The full title is We Will Be Landing Shortly: Now What? The front cover plainly identifies it as “the spiritual musings of Mike Hamel.” The author is working through some things and is very transparent about that. His thought process is done on paper and at times he offers more questions than answers.
Mike Hamel has been through a lot, and the effects of tragedy have shaken his faith. He hasn’t lost it but after a lifetime of religious faith and pastoral vocation it doesn’t come as easy as it used to. After surviving three bouts with cancer, cancer treatments, a major car accident and seven surgeries, he was prepared to deal with his own mortality.

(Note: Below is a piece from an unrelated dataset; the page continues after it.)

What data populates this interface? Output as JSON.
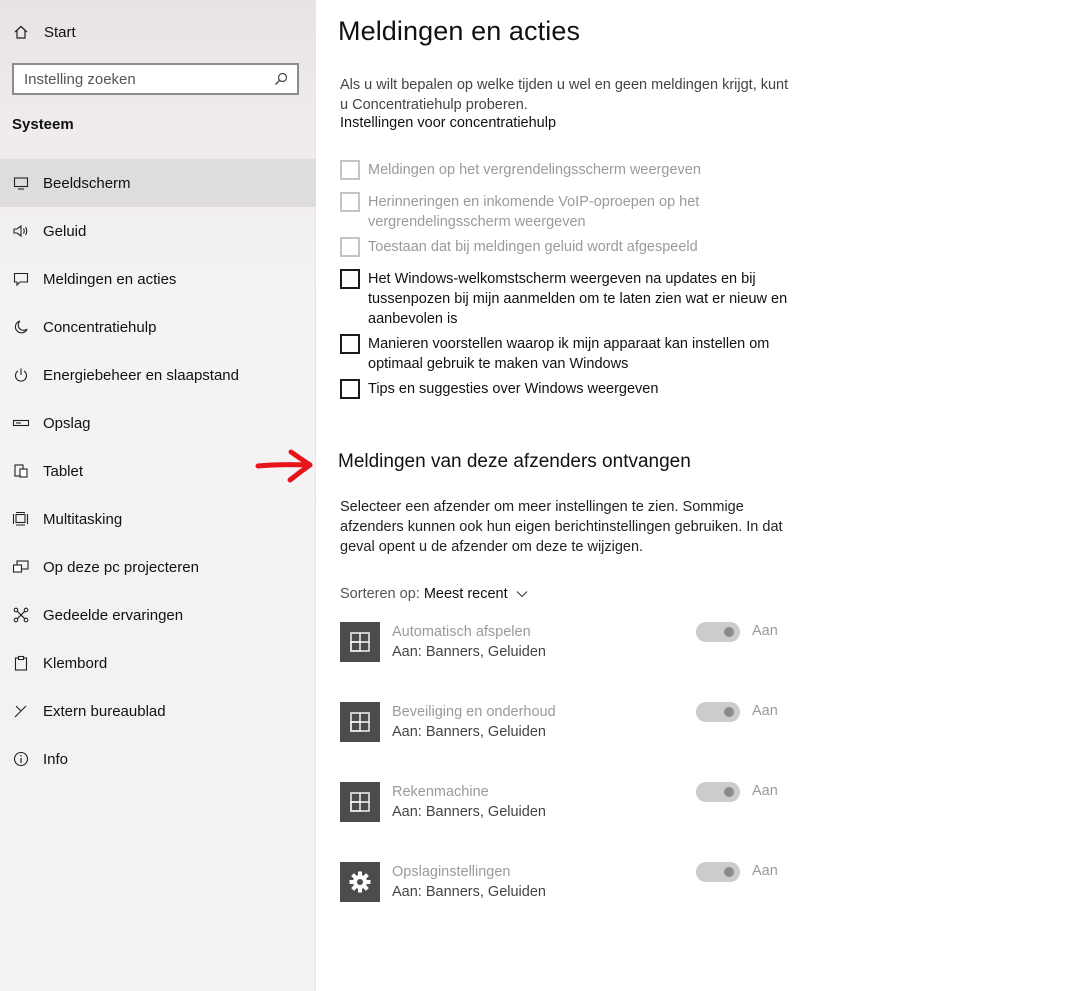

Then suddenly and without warning his wife of 37 years died of a heart attack… on Thanksgiving Day. One section of the book is a collection of journal entries beginning that day and continuing over the next 12 months. Hamel is a writer’s writer and works through his thought process on paper. I sometimes do the same thing but then he publishes his for the world to read! Continue reading
Renee Fisher began journaling in 1997 as part of her healing process. Prayers and scriptures filled her journal; God answered in a big was and the writing never stopped. Forgiving Others, Forgiving Me: Finding Freedom in the Journey from Pain to Purpose is her third book. Continue reading
No, I do not presume to write a review of my own book. Below is the review and recommendation of Steve May, a pastor friend in eastern Kentucky. I also look forward to Denise Spencer’s review next week on Internet Monk.
Clark is a graduate of Shorter University holding a Bachelors of Science degree in both history and political science. He has been the lead pastor to one church and was on the teaching faculty of the Oneida Baptist Institute (a private Baptist Boarding School with over a 100 year history in southeastern Kentucky). Presently Clark is the Director of Men’s Ministry and works with the youth ministries of the Trinity Baptist Church in Calhoun, GA. Continue reading
Michael Spencer was the first person I heard use the word revivalism. Any type of -ism refers to the belief in or practice of a particular thing. Some churches live in a revival subculture, where revival meetings, revival services and revival preachers are a regular part of ministry. I believe Iain Murray has written a book after Spencer’s own heart.
I just read an excellent review of Revival and Revivalism: The Making and Marring of American Evangelicalism, 1750-1858 at the 9Marks blog. Bobby Jamieson has spent some time with the text; the review is practically a study guide to the actual volume. Read the full review here.
*The review lists $33 as the price, which is retail. Amazon has it for $24.09, if you’re interested.
Jesus Died for This? by Becky Garrison came out in August. (Why I’m just reviewing it now is kind of a long story.) In this volume Garrison reports as a pilgrim, a sojourner on a quest to find out whatever happened to Jesus. She documents her travels from early 2007 to the election hype of 2008, taking her all the way from Jordan and Israel to Seattle and Manhattan. Along the way she witnessed a lot of “Jesus junk” but also found genuine communities living out the Gospel in small groups of broken individuals. Continue reading